Kitchen God Day in Vietnam
Every year on the lunar twenty-third of December, according to lunar calendar, Vietnamese people hold the ceremony to say goodbye to Ong Tao or Kitchen King who goes to heaven and report to the Jade Emperor all about the family that he had taken care of over the past year. This ceremony is called Tet Ong Tao or Kitchen God Day – a beautiful Vietnamese cultural feature, as it is described. Celebrating Tet Ong Tao is a must custom prior to Tet, Vietnamese New Year, that expresses the belief of Vietnamese people in God’s supporting daily life.
Your kitchen must be clean and tidy, as it is, according to Vietnamese belief, the home of Ong Tao. And, you sure do not want to let the Kitchen Gods live in a messy place on such an important day. It begins with a celebration and after the ceremony finishes, the final process is fishes (gold fish and carps) being freed in a river nearby. This goes together with bags of ashes from the kitchen. Now it is a noble thought that fishes get released, as traditionally animals in general are not treated very nicely. Especially dogs and cats get tortured because then their meat “tastes better”. As I was previousy married to a Vietnamese woman, my son and I once gently released fishes into a pond. Only to be told later that we did it in the wrong location. It had to be a river!
The reality was a bit shocking to an outsider like me. On a high bridge in Hanoi I witnessed plastic bags with ashes thrown into the river at great hight. And the fishes suffered the same fate. Fishes would not be able to survive the long way down and many were even still in a plastic bag, unable to escape. And some died a tragic death after they smashed on the concrete constructions at water level. Those who did empty the bags with ashes saw the ashes going into all directions because of the wind. Some released it even against the wind, covering everybody in ashes. Adding to this there was a huge amount of garbage.
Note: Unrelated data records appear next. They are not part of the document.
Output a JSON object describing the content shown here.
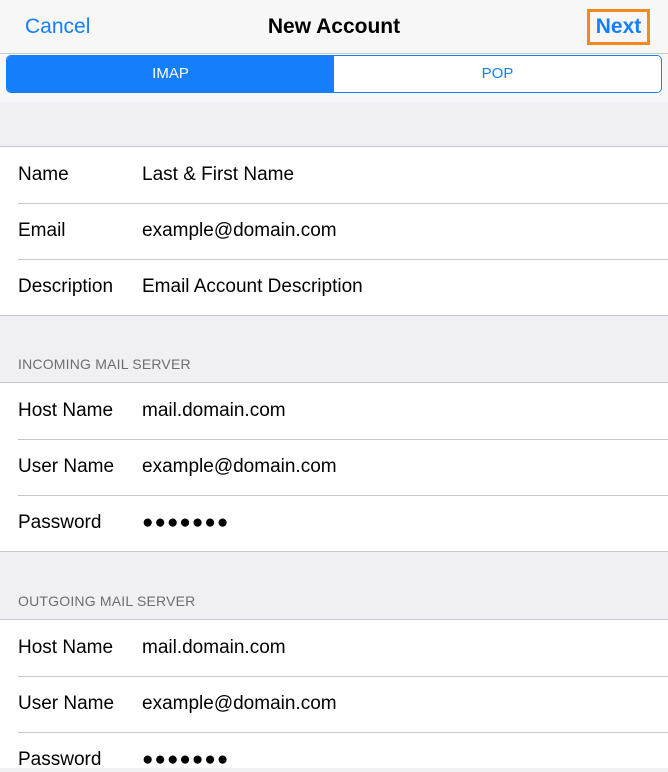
{
  "navbar": {
    "cancel_label": "Cancel",
    "title": "New Account",
    "next_label": "Next"
  },
  "segmented": {
    "options": [
      "IMAP",
      "POP"
    ],
    "selected": "IMAP"
  },
  "account": {
    "name_label": "Name",
    "name_value": "Last & First Name",
    "email_label": "Email",
    "email_value": "example@domain.com",
    "description_label": "Description",
    "description_value": "Email Account Description"
  },
  "incoming": {
    "header": "INCOMING MAIL SERVER",
    "host_label": "Host Name",
    "host_value": "mail.domain.com",
    "user_label": "User Name",
    "user_value": "example@domain.com",
    "password_label": "Password",
    "password_value": "●●●●●●●"
  },
  "outgoing": {
    "header": "OUTGOING MAIL SERVER",
    "host_label": "Host Name",
    "host_value": "mail.domain.com",
    "user_label": "User Name",
    "user_value": "example@domain.com",
    "password_label": "Password",
    "password_value": "●●●●●●●"
  },
  "colors": {
    "accent": "#147efb",
    "highlight": "#f28a1e",
    "background": "#efeff4",
    "separator": "#c8c7cc",
    "section_header": "#6d6d72"
  }
}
There are many local customs and sometimes foreigners like me wonder what the point is when one of those customs leads to pollution and death. I am an outsider, and as a photographer I can only document and show it.